### [TO DO]
All lines holding the word "NiceControl" in the listing below need to be copied.

### [DATASET RECORDS]
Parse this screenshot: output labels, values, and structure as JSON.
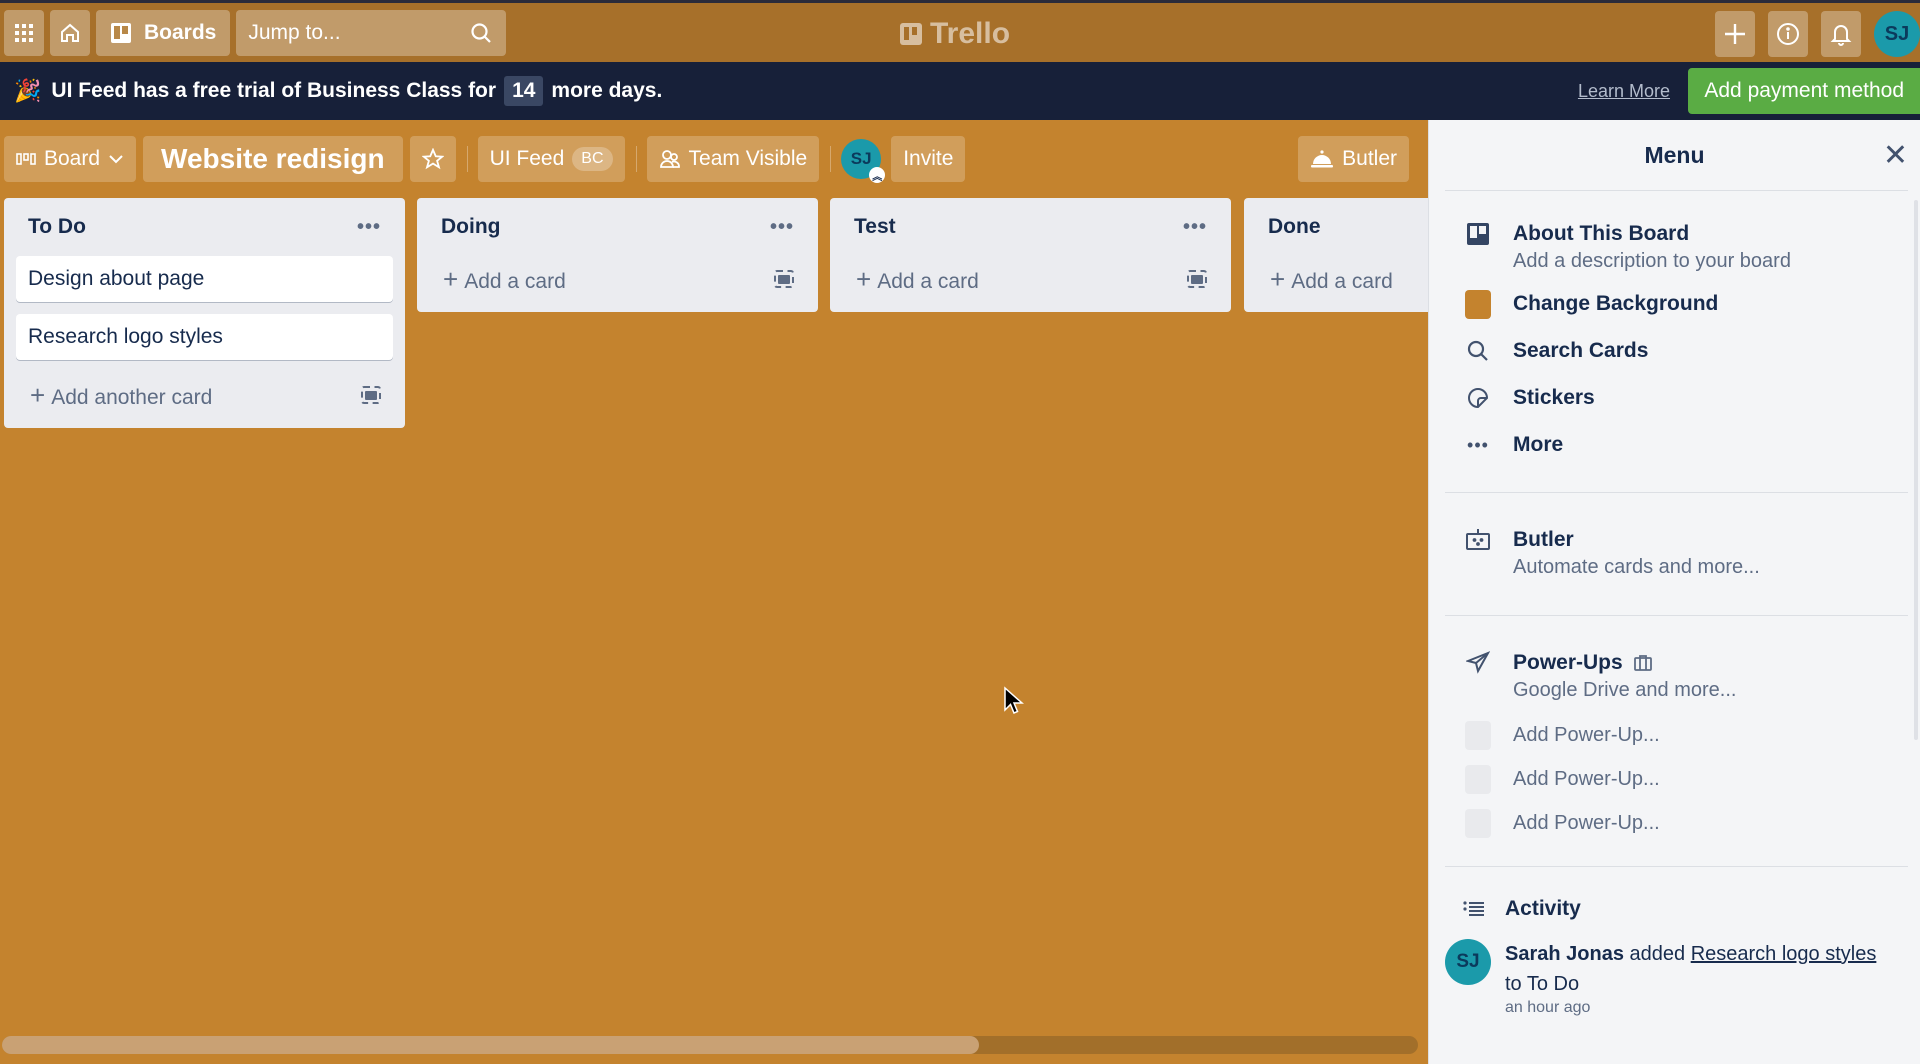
{
  "topnav": {
    "apps_icon": "grid-icon",
    "home_icon": "home-icon",
    "boards_label": "Boards",
    "search_placeholder": "Jump to...",
    "logo_text": "Trello",
    "create_icon": "plus-icon",
    "info_icon": "info-icon",
    "notifications_icon": "bell-icon",
    "user_initials": "SJ"
  },
  "banner": {
    "prefix": "UI Feed has a free trial of Business Class for",
    "days": "14",
    "suffix": "more days.",
    "learn_more": "Learn More",
    "add_payment": "Add payment method"
  },
  "board_header": {
    "view_label": "Board",
    "board_title": "Website redisign",
    "team_name": "UI Feed",
    "team_badge": "BC",
    "visibility": "Team Visible",
    "member_initials": "SJ",
    "invite_label": "Invite",
    "butler_label": "Butler"
  },
  "lists": [
    {
      "title": "To Do",
      "cards": [
        "Design about page",
        "Research logo styles"
      ],
      "add_label": "Add another card"
    },
    {
      "title": "Doing",
      "cards": [],
      "add_label": "Add a card"
    },
    {
      "title": "Test",
      "cards": [],
      "add_label": "Add a card"
    },
    {
      "title": "Done",
      "cards": [],
      "add_label": "Add a card"
    }
  ],
  "scroll": {
    "horizontal_visible_fraction": 0.69
  },
  "menu": {
    "title": "Menu",
    "about_title": "About This Board",
    "about_sub": "Add a description to your board",
    "change_bg": "Change Background",
    "bg_color": "#c4832e",
    "search_cards": "Search Cards",
    "stickers": "Stickers",
    "more": "More",
    "butler_title": "Butler",
    "butler_sub": "Automate cards and more...",
    "powerups_title": "Power-Ups",
    "powerups_sub": "Google Drive and more...",
    "add_powerup": [
      "Add Power-Up...",
      "Add Power-Up...",
      "Add Power-Up..."
    ],
    "activity_title": "Activity",
    "activity": {
      "initials": "SJ",
      "user": "Sarah Jonas",
      "action": "added",
      "card": "Research logo styles",
      "to_text": "to To Do",
      "time": "an hour ago"
    }
  }
}
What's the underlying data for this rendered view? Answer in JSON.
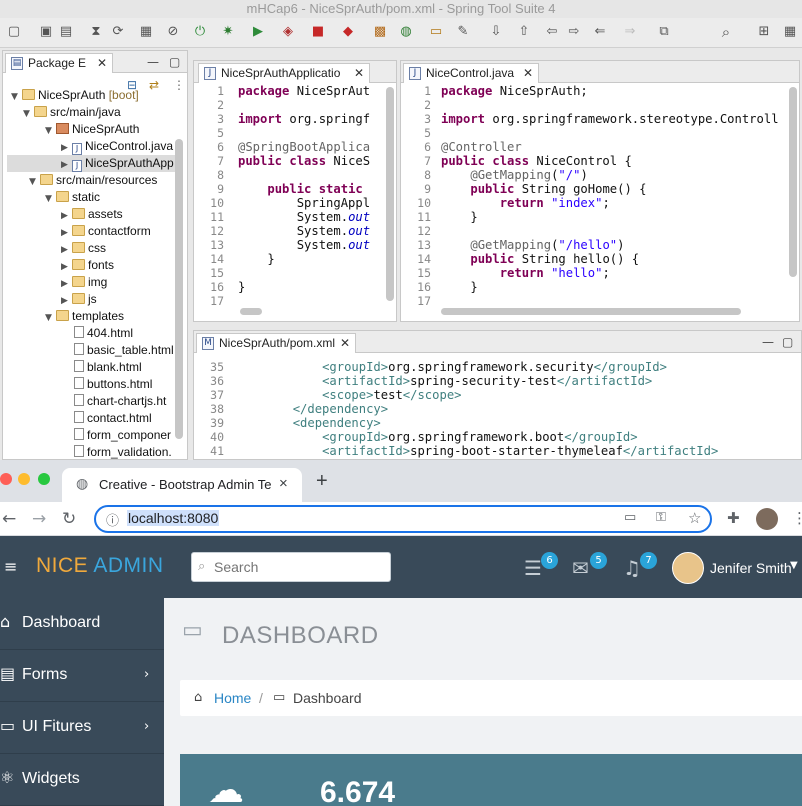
{
  "ide": {
    "window_title": "mHCap6 - NiceSprAuth/pom.xml - Spring Tool Suite 4",
    "package_explorer": {
      "tab_label": "Package E",
      "tree": [
        {
          "label": "NiceSprAuth",
          "decoration": "[boot]"
        },
        {
          "label": "src/main/java"
        },
        {
          "label": "NiceSprAuth"
        },
        {
          "label": "NiceControl.java"
        },
        {
          "label": "NiceSprAuthApp"
        },
        {
          "label": "src/main/resources"
        },
        {
          "label": "static"
        },
        {
          "label": "assets"
        },
        {
          "label": "contactform"
        },
        {
          "label": "css"
        },
        {
          "label": "fonts"
        },
        {
          "label": "img"
        },
        {
          "label": "js"
        },
        {
          "label": "templates"
        },
        {
          "label": "404.html"
        },
        {
          "label": "basic_table.html"
        },
        {
          "label": "blank.html"
        },
        {
          "label": "buttons.html"
        },
        {
          "label": "chart-chartjs.ht"
        },
        {
          "label": "contact.html"
        },
        {
          "label": "form_componer"
        },
        {
          "label": "form_validation."
        }
      ]
    },
    "editor_left": {
      "tab_label": "NiceSprAuthApplicatio",
      "lines": [
        {
          "n": "1",
          "parts": [
            [
              "k",
              "package"
            ],
            [
              "p",
              " NiceSprAut"
            ]
          ]
        },
        {
          "n": "2",
          "parts": [
            [
              "p",
              ""
            ]
          ]
        },
        {
          "n": "3",
          "parts": [
            [
              "k",
              "import"
            ],
            [
              "p",
              " org.springf"
            ]
          ]
        },
        {
          "n": "5",
          "parts": [
            [
              "p",
              ""
            ]
          ]
        },
        {
          "n": "6",
          "parts": [
            [
              "a",
              "@SpringBootApplica"
            ]
          ]
        },
        {
          "n": "7",
          "parts": [
            [
              "k",
              "public class"
            ],
            [
              "p",
              " NiceS"
            ]
          ]
        },
        {
          "n": "8",
          "parts": [
            [
              "p",
              ""
            ]
          ]
        },
        {
          "n": "9",
          "parts": [
            [
              "p",
              "    "
            ],
            [
              "k",
              "public static"
            ]
          ]
        },
        {
          "n": "10",
          "parts": [
            [
              "p",
              "        SpringAppl"
            ]
          ]
        },
        {
          "n": "11",
          "parts": [
            [
              "p",
              "        System."
            ],
            [
              "i",
              "out"
            ]
          ]
        },
        {
          "n": "12",
          "parts": [
            [
              "p",
              "        System."
            ],
            [
              "i",
              "out"
            ]
          ]
        },
        {
          "n": "13",
          "parts": [
            [
              "p",
              "        System."
            ],
            [
              "i",
              "out"
            ]
          ]
        },
        {
          "n": "14",
          "parts": [
            [
              "p",
              "    }"
            ]
          ]
        },
        {
          "n": "15",
          "parts": [
            [
              "p",
              ""
            ]
          ]
        },
        {
          "n": "16",
          "parts": [
            [
              "p",
              "}"
            ]
          ]
        },
        {
          "n": "17",
          "parts": [
            [
              "p",
              ""
            ]
          ]
        }
      ]
    },
    "editor_right": {
      "tab_label": "NiceControl.java",
      "lines": [
        {
          "n": "1",
          "parts": [
            [
              "k",
              "package"
            ],
            [
              "p",
              " NiceSprAuth;"
            ]
          ]
        },
        {
          "n": "2",
          "parts": [
            [
              "p",
              ""
            ]
          ]
        },
        {
          "n": "3",
          "parts": [
            [
              "k",
              "import"
            ],
            [
              "p",
              " org.springframework.stereotype.Controll"
            ]
          ]
        },
        {
          "n": "5",
          "parts": [
            [
              "p",
              ""
            ]
          ]
        },
        {
          "n": "6",
          "parts": [
            [
              "a",
              "@Controller"
            ]
          ]
        },
        {
          "n": "7",
          "parts": [
            [
              "k",
              "public class"
            ],
            [
              "p",
              " NiceControl {"
            ]
          ]
        },
        {
          "n": "8",
          "parts": [
            [
              "p",
              "    "
            ],
            [
              "a",
              "@GetMapping"
            ],
            [
              "p",
              "("
            ],
            [
              "s",
              "\"/\""
            ],
            [
              "p",
              ")"
            ]
          ]
        },
        {
          "n": "9",
          "parts": [
            [
              "p",
              "    "
            ],
            [
              "k",
              "public"
            ],
            [
              "p",
              " String goHome() {"
            ]
          ]
        },
        {
          "n": "10",
          "parts": [
            [
              "p",
              "        "
            ],
            [
              "k",
              "return"
            ],
            [
              "p",
              " "
            ],
            [
              "s",
              "\"index\""
            ],
            [
              "p",
              ";"
            ]
          ]
        },
        {
          "n": "11",
          "parts": [
            [
              "p",
              "    }"
            ]
          ]
        },
        {
          "n": "12",
          "parts": [
            [
              "p",
              ""
            ]
          ]
        },
        {
          "n": "13",
          "parts": [
            [
              "p",
              "    "
            ],
            [
              "a",
              "@GetMapping"
            ],
            [
              "p",
              "("
            ],
            [
              "s",
              "\"/hello\""
            ],
            [
              "p",
              ")"
            ]
          ]
        },
        {
          "n": "14",
          "parts": [
            [
              "p",
              "    "
            ],
            [
              "k",
              "public"
            ],
            [
              "p",
              " String hello() {"
            ]
          ]
        },
        {
          "n": "15",
          "parts": [
            [
              "p",
              "        "
            ],
            [
              "k",
              "return"
            ],
            [
              "p",
              " "
            ],
            [
              "s",
              "\"hello\""
            ],
            [
              "p",
              ";"
            ]
          ]
        },
        {
          "n": "16",
          "parts": [
            [
              "p",
              "    }"
            ]
          ]
        },
        {
          "n": "17",
          "parts": [
            [
              "p",
              ""
            ]
          ]
        }
      ]
    },
    "editor_bottom": {
      "tab_label": "NiceSprAuth/pom.xml",
      "lines": [
        {
          "n": "35",
          "parts": [
            [
              "p",
              "            "
            ],
            [
              "x",
              "<groupId>"
            ],
            [
              "p",
              "org.springframework.security"
            ],
            [
              "x",
              "</groupId>"
            ]
          ]
        },
        {
          "n": "36",
          "parts": [
            [
              "p",
              "            "
            ],
            [
              "x",
              "<artifactId>"
            ],
            [
              "p",
              "spring-security-test"
            ],
            [
              "x",
              "</artifactId>"
            ]
          ]
        },
        {
          "n": "37",
          "parts": [
            [
              "p",
              "            "
            ],
            [
              "x",
              "<scope>"
            ],
            [
              "p",
              "test"
            ],
            [
              "x",
              "</scope>"
            ]
          ]
        },
        {
          "n": "38",
          "parts": [
            [
              "p",
              "        "
            ],
            [
              "x",
              "</dependency>"
            ]
          ]
        },
        {
          "n": "39",
          "parts": [
            [
              "p",
              "        "
            ],
            [
              "x",
              "<dependency>"
            ]
          ]
        },
        {
          "n": "40",
          "parts": [
            [
              "p",
              "            "
            ],
            [
              "x",
              "<groupId>"
            ],
            [
              "p",
              "org.springframework.boot"
            ],
            [
              "x",
              "</groupId>"
            ]
          ]
        },
        {
          "n": "41",
          "parts": [
            [
              "p",
              "            "
            ],
            [
              "x",
              "<artifactId>"
            ],
            [
              "p",
              "spring-boot-starter-thymeleaf"
            ],
            [
              "x",
              "</artifactId>"
            ]
          ]
        }
      ]
    }
  },
  "browser": {
    "tab_title": "Creative - Bootstrap Admin Ter",
    "tab_close": "×",
    "new_tab": "+",
    "address": "localhost:8080",
    "site": {
      "logo_part1": "NICE",
      "logo_part2": "ADMIN",
      "search_placeholder": "Search",
      "badges": {
        "tasks": "6",
        "mail": "5",
        "notifications": "7"
      },
      "user_name": "Jenifer Smith",
      "sidebar": [
        {
          "label": "Dashboard",
          "icon": "house-icon"
        },
        {
          "label": "Forms",
          "icon": "document-icon"
        },
        {
          "label": "UI Fitures",
          "icon": "laptop-icon"
        },
        {
          "label": "Widgets",
          "icon": "atom-icon"
        }
      ],
      "page_title": "DASHBOARD",
      "breadcrumb": {
        "home": "Home",
        "separator": "/",
        "current": "Dashboard"
      },
      "stat_value": "6.674"
    }
  },
  "colors": {
    "site_header": "#394a59",
    "badge": "#2aa4d9",
    "accent": "#2a86c5",
    "stat_card": "#4a7b8c"
  }
}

### [SOLUTION FOR THIS EXERCISE]
          "label": "NiceControl.java"
      "tab_label": "NiceControl.java",
              " NiceControl {"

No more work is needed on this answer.